1. Pain of Salvation – In the Passing Light of Day
When this album came out in the middle of January, I had hoped for another album to be released later in the year that would be better than it. Not because I disliked the album, but because it was so damn good and so early on in the year, I really hoped another album could topple it. Now here we are at the number one spot on my list.
When lead singer/songwriter Daniel Gildenlow went into the hospital a few years back, he discovered he had a life-threatening disease. This album is that story and goes through the emotional trauma and thoughts running through his head while in the hospital. At times uplifting, the album can become sad when you can feel the emotions coming from Gildenlow’s voice. He’s felt the pain he’s singing about and he wants us to experience what he’s experienced.

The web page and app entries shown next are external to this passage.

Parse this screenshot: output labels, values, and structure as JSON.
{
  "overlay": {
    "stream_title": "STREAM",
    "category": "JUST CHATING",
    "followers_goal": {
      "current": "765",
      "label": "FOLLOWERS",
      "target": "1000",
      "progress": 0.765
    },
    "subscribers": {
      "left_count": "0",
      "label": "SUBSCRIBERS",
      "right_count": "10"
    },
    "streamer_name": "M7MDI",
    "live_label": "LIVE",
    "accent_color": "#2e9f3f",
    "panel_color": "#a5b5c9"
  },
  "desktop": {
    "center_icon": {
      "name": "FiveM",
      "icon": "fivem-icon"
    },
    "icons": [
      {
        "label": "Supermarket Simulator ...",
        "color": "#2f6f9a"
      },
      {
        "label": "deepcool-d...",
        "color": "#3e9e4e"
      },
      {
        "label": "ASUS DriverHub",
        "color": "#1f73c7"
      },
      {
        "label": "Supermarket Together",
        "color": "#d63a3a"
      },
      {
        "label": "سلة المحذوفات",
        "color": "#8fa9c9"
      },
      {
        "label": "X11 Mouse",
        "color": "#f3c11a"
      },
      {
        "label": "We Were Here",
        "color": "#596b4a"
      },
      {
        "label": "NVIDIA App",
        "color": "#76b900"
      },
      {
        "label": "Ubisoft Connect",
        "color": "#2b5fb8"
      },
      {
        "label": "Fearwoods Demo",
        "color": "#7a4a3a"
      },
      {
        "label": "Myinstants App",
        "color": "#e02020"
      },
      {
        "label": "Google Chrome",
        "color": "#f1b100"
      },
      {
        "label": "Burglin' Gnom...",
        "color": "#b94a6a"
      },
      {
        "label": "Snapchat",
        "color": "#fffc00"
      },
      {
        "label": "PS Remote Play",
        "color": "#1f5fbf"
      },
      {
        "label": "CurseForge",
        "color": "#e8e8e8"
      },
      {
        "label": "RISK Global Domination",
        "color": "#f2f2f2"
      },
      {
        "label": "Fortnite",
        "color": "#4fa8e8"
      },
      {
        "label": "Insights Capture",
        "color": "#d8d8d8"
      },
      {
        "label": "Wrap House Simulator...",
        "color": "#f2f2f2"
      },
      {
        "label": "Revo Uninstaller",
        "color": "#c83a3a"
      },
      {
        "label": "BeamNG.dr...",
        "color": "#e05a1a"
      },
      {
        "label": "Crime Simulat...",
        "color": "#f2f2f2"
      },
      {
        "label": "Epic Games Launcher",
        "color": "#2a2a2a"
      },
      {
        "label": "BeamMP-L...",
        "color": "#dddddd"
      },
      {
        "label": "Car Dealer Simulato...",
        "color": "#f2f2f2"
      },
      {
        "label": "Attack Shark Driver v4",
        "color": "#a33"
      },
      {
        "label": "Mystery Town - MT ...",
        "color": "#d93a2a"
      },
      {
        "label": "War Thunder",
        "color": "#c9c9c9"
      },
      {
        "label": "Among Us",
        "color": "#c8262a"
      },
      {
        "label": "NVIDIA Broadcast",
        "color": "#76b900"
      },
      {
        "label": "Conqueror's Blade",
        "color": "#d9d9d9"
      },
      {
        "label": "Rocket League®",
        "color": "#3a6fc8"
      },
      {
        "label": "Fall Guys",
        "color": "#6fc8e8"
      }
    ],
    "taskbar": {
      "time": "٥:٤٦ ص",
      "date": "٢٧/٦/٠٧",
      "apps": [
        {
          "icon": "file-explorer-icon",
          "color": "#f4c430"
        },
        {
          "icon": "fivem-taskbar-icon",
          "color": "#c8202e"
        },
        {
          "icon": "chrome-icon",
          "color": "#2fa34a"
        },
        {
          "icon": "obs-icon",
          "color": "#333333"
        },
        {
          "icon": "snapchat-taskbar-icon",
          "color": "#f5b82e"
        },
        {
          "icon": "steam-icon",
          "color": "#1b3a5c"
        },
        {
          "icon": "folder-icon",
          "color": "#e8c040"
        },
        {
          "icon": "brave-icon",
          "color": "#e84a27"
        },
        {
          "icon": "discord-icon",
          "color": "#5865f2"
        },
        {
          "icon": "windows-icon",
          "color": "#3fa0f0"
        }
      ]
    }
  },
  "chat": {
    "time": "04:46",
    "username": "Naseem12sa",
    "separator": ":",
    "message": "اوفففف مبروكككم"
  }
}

Tracks like “Silent Gold” and “If This is the End” are both mournful and powerful. “Full Throttle Tribe” is catchy, while “Reasons,” “Meaningless,” and “On a Tuesday” are direct and in your face. However, it’s the final title track which absolutely steals the show. At fifteen minutes in length, “The Passing Light of Day” explains the fears and joys of being in love while given the listener an emotional roller coaster of music to follow suit. Songs are strongly crafted by both Gildenlow and multi-instrumentalist Ragnar Zolberg. Zolberg joined the band in 2011 and co-wrote most of the songs on this album. Now no longer in the band, I can’t help but follow where he goes next to see what he does.
I’ve been a fan of Pain of Salvation since 2002-2003. While I can say with certainty that this is my favourite album of 2017, I can also say that In the Passing Light of Day is Pain of Salvation’s best studio album to-date.
Check out the music video for “Reasons”:
See the music video for “Meaningless” here:
Barenaked Ladies – Fake Nudes
Threshold – Legends of the Shires
Bison – You Are Not The Ocean You Are The Patient
Ayreon – The Source
Aborted – Bathos EP
Kreator – Gods of Violence
All Pigs Must Die – Hostage Animal
Nordic Giants – Amplify Human Vibration
Electric Wizard – Wizard Bloody Wizard
Cannibal Corpse – Red Before Black
Pallbearer – Heartless
Sólstafir – Berdreyminn
Vuur – In This Moment we are Free – Cities
Sons of Apollo – Psychotic Symphony
Moonspell – 1775
Questions? Comments? Agree? Disagree? What have you?